## About this task
From the first line to the last, restate the data word for word.

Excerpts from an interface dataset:
=======

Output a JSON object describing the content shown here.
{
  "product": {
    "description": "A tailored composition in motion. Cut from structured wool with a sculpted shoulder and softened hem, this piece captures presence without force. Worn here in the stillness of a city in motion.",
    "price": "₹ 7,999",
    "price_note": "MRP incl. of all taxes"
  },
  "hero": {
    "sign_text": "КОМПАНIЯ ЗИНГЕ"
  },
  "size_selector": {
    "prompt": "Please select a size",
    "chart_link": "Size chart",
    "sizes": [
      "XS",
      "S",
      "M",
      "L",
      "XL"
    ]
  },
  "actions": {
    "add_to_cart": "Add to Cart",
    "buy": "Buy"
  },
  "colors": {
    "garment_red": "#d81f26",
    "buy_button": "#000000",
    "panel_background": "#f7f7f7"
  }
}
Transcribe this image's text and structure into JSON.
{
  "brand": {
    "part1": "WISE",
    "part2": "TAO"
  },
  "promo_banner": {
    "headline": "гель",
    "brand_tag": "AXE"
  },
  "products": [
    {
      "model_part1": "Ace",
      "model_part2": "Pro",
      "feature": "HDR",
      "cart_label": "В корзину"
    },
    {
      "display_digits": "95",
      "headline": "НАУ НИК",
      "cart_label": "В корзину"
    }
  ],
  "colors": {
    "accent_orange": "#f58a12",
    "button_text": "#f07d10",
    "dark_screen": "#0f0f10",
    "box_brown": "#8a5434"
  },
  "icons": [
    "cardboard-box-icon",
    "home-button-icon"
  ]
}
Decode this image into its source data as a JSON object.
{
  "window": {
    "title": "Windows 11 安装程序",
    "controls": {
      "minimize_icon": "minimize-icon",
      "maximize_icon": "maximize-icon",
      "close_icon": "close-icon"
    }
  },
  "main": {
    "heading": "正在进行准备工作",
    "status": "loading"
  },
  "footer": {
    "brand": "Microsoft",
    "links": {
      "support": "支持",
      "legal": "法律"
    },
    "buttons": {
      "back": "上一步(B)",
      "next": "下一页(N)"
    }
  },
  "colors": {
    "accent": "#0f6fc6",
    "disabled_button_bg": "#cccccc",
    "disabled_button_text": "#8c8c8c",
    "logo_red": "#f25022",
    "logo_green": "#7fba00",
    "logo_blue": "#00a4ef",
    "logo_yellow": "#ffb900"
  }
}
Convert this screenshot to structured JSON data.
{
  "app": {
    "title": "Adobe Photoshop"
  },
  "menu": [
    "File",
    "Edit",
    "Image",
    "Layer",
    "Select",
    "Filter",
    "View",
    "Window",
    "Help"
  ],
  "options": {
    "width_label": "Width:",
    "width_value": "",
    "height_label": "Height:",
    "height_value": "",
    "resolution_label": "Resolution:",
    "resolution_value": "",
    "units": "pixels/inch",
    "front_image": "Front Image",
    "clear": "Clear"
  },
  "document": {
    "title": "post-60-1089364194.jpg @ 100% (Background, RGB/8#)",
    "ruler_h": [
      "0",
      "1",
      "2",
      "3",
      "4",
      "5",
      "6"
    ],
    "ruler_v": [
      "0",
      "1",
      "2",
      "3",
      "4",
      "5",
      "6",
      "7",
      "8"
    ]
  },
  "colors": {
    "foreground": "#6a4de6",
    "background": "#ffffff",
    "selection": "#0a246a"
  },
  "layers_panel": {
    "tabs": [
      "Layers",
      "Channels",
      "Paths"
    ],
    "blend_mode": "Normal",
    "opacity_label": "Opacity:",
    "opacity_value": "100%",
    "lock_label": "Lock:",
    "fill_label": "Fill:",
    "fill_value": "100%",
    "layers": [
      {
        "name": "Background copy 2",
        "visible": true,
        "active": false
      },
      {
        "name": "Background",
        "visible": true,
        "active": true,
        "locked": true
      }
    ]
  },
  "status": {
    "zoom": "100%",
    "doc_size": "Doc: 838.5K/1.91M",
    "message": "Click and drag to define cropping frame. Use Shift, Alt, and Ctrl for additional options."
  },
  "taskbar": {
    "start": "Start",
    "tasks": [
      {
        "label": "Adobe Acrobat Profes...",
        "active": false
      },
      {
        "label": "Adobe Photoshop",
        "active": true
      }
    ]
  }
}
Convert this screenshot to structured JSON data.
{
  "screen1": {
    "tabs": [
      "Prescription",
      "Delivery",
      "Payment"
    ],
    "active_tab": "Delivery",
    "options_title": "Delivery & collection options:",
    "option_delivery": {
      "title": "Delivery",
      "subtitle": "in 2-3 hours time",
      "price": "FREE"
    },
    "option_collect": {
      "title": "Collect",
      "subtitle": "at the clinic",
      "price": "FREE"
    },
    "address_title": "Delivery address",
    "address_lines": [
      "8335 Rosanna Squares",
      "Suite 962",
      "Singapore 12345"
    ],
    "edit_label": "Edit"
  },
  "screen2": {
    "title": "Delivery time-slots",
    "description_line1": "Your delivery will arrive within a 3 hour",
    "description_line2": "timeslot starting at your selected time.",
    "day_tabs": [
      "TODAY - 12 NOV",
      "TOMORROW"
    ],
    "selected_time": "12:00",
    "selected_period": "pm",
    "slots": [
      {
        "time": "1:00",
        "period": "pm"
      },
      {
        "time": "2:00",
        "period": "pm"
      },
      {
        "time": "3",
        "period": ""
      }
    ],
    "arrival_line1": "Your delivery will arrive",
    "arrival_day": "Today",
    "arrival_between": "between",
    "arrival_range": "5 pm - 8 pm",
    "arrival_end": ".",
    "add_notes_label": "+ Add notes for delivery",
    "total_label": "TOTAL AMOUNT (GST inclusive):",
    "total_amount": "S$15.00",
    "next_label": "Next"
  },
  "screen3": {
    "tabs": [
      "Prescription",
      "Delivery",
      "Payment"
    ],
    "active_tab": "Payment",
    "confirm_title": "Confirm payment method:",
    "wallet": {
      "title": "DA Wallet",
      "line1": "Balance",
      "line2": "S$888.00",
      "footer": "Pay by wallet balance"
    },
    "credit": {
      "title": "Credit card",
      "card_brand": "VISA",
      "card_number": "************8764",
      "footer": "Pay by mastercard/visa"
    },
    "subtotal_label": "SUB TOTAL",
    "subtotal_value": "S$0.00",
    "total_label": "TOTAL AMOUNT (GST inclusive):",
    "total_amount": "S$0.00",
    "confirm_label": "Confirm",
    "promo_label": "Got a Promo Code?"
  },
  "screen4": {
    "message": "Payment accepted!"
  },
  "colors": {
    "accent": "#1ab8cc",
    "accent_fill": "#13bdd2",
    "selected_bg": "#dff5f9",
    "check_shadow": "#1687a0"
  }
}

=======

## Problem solution
Output a JSON object describing the content shown here.
{
  "product": {
    "description": "A tailored composition in motion. Cut from structured wool with a sculpted shoulder and softened hem, this piece captures presence without force. Worn here in the stillness of a city in motion.",
    "price": "₹ 7,999",
    "price_note": "MRP incl. of all taxes"
  },
  "hero": {
    "sign_text": "КОМПАНIЯ ЗИНГЕ"
  },
  "size_selector": {
    "prompt": "Please select a size",
    "chart_link": "Size chart",
    "sizes": [
      "XS",
      "S",
      "M",
      "L",
      "XL"
    ]
  },
  "actions": {
    "add_to_cart": "Add to Cart",
    "buy": "Buy"
  },
  "colors": {
    "garment_red": "#d81f26",
    "buy_button": "#000000",
    "panel_background": "#f7f7f7"
  }
}
Transcribe this image's text and structure into JSON.
{
  "brand": {
    "part1": "WISE",
    "part2": "TAO"
  },
  "promo_banner": {
    "headline": "гель",
    "brand_tag": "AXE"
  },
  "products": [
    {
      "model_part1": "Ace",
      "model_part2": "Pro",
      "feature": "HDR",
      "cart_label": "В корзину"
    },
    {
      "display_digits": "95",
      "headline": "НАУ НИК",
      "cart_label": "В корзину"
    }
  ],
  "colors": {
    "accent_orange": "#f58a12",
    "button_text": "#f07d10",
    "dark_screen": "#0f0f10",
    "box_brown": "#8a5434"
  },
  "icons": [
    "cardboard-box-icon",
    "home-button-icon"
  ]
}
Decode this image into its source data as a JSON object.
{
  "window": {
    "title": "Windows 11 安装程序",
    "controls": {
      "minimize_icon": "minimize-icon",
      "maximize_icon": "maximize-icon",
      "close_icon": "close-icon"
    }
  },
  "main": {
    "heading": "正在进行准备工作",
    "status": "loading"
  },
  "footer": {
    "brand": "Microsoft",
    "links": {
      "support": "支持",
      "legal": "法律"
    },
    "buttons": {
      "back": "上一步(B)",
      "next": "下一页(N)"
    }
  },
  "colors": {
    "accent": "#0f6fc6",
    "disabled_button_bg": "#cccccc",
    "disabled_button_text": "#8c8c8c",
    "logo_red": "#f25022",
    "logo_green": "#7fba00",
    "logo_blue": "#00a4ef",
    "logo_yellow": "#ffb900"
  }
}
Convert this screenshot to structured JSON data.
{
  "app": {
    "title": "Adobe Photoshop"
  },
  "menu": [
    "File",
    "Edit",
    "Image",
    "Layer",
    "Select",
    "Filter",
    "View",
    "Window",
    "Help"
  ],
  "options": {
    "width_label": "Width:",
    "width_value": "",
    "height_label": "Height:",
    "height_value": "",
    "resolution_label": "Resolution:",
    "resolution_value": "",
    "units": "pixels/inch",
    "front_image": "Front Image",
    "clear": "Clear"
  },
  "document": {
    "title": "post-60-1089364194.jpg @ 100% (Background, RGB/8#)",
    "ruler_h": [
      "0",
      "1",
      "2",
      "3",
      "4",
      "5",
      "6"
    ],
    "ruler_v": [
      "0",
      "1",
      "2",
      "3",
      "4",
      "5",
      "6",
      "7",
      "8"
    ]
  },
  "colors": {
    "foreground": "#6a4de6",
    "background": "#ffffff",
    "selection": "#0a246a"
  },
  "layers_panel": {
    "tabs": [
      "Layers",
      "Channels",
      "Paths"
    ],
    "blend_mode": "Normal",
    "opacity_label": "Opacity:",
    "opacity_value": "100%",
    "lock_label": "Lock:",
    "fill_label": "Fill:",
    "fill_value": "100%",
    "layers": [
      {
        "name": "Background copy 2",
        "visible": true,
        "active": false
      },
      {
        "name": "Background",
        "visible": true,
        "active": true,
        "locked": true
      }
    ]
  },
  "status": {
    "zoom": "100%",
    "doc_size": "Doc: 838.5K/1.91M",
    "message": "Click and drag to define cropping frame. Use Shift, Alt, and Ctrl for additional options."
  },
  "taskbar": {
    "start": "Start",
    "tasks": [
      {
        "label": "Adobe Acrobat Profes...",
        "active": false
      },
      {
        "label": "Adobe Photoshop",
        "active": true
      }
    ]
  }
}
Convert this screenshot to structured JSON data.
{
  "screen1": {
    "tabs": [
      "Prescription",
      "Delivery",
      "Payment"
    ],
    "active_tab": "Delivery",
    "options_title": "Delivery & collection options:",
    "option_delivery": {
      "title": "Delivery",
      "subtitle": "in 2-3 hours time",
      "price": "FREE"
    },
    "option_collect": {
      "title": "Collect",
      "subtitle": "at the clinic",
      "price": "FREE"
    },
    "address_title": "Delivery address",
    "address_lines": [
      "8335 Rosanna Squares",
      "Suite 962",
      "Singapore 12345"
    ],
    "edit_label": "Edit"
  },
  "screen2": {
    "title": "Delivery time-slots",
    "description_line1": "Your delivery will arrive within a 3 hour",
    "description_line2": "timeslot starting at your selected time.",
    "day_tabs": [
      "TODAY - 12 NOV",
      "TOMORROW"
    ],
    "selected_time": "12:00",
    "selected_period": "pm",
    "slots": [
      {
        "time": "1:00",
        "period": "pm"
      },
      {
        "time": "2:00",
        "period": "pm"
      },
      {
        "time": "3",
        "period": ""
      }
    ],
    "arrival_line1": "Your delivery will arrive",
    "arrival_day": "Today",
    "arrival_between": "between",
    "arrival_range": "5 pm - 8 pm",
    "arrival_end": ".",
    "add_notes_label": "+ Add notes for delivery",
    "total_label": "TOTAL AMOUNT (GST inclusive):",
    "total_amount": "S$15.00",
    "next_label": "Next"
  },
  "screen3": {
    "tabs": [
      "Prescription",
      "Delivery",
      "Payment"
    ],
    "active_tab": "Payment",
    "confirm_title": "Confirm payment method:",
    "wallet": {
      "title": "DA Wallet",
      "line1": "Balance",
      "line2": "S$888.00",
      "footer": "Pay by wallet balance"
    },
    "credit": {
      "title": "Credit card",
      "card_brand": "VISA",
      "card_number": "************8764",
      "footer": "Pay by mastercard/visa"
    },
    "subtotal_label": "SUB TOTAL",
    "subtotal_value": "S$0.00",
    "total_label": "TOTAL AMOUNT (GST inclusive):",
    "total_amount": "S$0.00",
    "confirm_label": "Confirm",
    "promo_label": "Got a Promo Code?"
  },
  "screen4": {
    "message": "Payment accepted!"
  },
  "colors": {
    "accent": "#1ab8cc",
    "accent_fill": "#13bdd2",
    "selected_bg": "#dff5f9",
    "check_shadow": "#1687a0"
  }
}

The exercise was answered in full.